Are We at the End of the “Culture of Presentism and Micromanagement”?

Back in April, when entire sectors of the economy had just recently — and abruptly — transitioned to remote work due to the COVID-19 pandemic, Matt Mullenweg shared an aspirational roadmap, describing the five levels of autonomy companies go through along their journey from fully colocated to truly distributed. With increasing signs that we might never go back to the old normal, Enrique Dans, at Forbes, reflects on what executives and employees alike have learned in the intervening months. He takes Matt’s five levels as a starting point to ask how our collective understanding of remote work has changed as well, and what the near future might hold.

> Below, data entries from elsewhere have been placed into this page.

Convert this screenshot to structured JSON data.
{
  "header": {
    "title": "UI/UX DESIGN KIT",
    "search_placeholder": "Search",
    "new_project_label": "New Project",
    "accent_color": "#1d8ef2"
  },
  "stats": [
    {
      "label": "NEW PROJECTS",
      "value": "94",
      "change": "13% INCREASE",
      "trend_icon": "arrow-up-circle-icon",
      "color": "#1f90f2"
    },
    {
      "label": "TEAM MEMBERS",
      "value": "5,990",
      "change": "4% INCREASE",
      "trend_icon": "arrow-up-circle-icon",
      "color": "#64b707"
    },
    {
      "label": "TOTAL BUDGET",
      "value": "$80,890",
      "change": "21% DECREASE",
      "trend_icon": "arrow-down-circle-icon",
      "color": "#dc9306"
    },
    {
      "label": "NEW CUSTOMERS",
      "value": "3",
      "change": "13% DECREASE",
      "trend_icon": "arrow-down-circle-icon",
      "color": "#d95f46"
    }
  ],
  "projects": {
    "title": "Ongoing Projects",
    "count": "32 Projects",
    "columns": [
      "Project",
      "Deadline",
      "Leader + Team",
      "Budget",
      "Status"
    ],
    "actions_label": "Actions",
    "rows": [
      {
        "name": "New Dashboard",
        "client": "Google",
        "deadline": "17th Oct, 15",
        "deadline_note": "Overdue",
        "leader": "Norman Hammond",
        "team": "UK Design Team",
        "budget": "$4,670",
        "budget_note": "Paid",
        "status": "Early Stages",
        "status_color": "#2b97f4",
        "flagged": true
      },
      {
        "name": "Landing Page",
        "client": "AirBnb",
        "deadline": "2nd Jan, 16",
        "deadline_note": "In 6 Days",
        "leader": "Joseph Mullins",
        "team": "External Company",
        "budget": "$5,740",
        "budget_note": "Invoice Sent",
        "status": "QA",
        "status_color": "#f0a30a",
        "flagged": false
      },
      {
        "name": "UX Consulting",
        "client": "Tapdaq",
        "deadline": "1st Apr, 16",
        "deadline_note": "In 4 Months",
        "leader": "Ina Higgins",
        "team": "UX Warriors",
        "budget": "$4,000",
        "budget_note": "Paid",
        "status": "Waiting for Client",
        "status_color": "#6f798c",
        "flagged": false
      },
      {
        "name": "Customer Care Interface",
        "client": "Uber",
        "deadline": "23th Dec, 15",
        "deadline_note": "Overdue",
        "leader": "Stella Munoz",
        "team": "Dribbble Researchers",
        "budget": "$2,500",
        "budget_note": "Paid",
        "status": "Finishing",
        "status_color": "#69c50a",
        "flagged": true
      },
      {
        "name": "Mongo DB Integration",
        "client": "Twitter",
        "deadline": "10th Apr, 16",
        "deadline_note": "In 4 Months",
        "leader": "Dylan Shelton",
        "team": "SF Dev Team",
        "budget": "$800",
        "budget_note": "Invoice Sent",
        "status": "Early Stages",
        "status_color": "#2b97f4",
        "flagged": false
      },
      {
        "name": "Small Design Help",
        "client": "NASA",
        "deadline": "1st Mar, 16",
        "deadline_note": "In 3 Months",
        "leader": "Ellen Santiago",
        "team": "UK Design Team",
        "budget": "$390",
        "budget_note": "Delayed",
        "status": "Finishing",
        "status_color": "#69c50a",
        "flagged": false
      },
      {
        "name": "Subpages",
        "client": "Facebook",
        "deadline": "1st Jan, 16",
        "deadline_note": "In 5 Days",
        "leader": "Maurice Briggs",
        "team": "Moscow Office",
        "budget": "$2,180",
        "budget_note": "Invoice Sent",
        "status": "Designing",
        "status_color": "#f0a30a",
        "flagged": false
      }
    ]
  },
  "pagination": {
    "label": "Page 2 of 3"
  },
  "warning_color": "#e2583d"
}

Where are we headed? Toward levels 4 and 5, characterized by the optimization of working practices, which means changing the synchronous-asynchronous balance: fewer rounds of endless video conferences and more short videos recorded for later viewing, much more Slackand similar communication tools, along with less time spent sitting in front of a screen listening to other people. Shared documents people can work on synchronously — coordinating in the chat window — or asynchronously are infinitely more effective than a marathon video conference. A spreadsheet, text document, or presentation that requires input from several people is an ideal solution for Google Docs, Office 360, or any of their competitors.

Head to Forbes to read the rest of Enrique Dans’ article.

Leave a Reply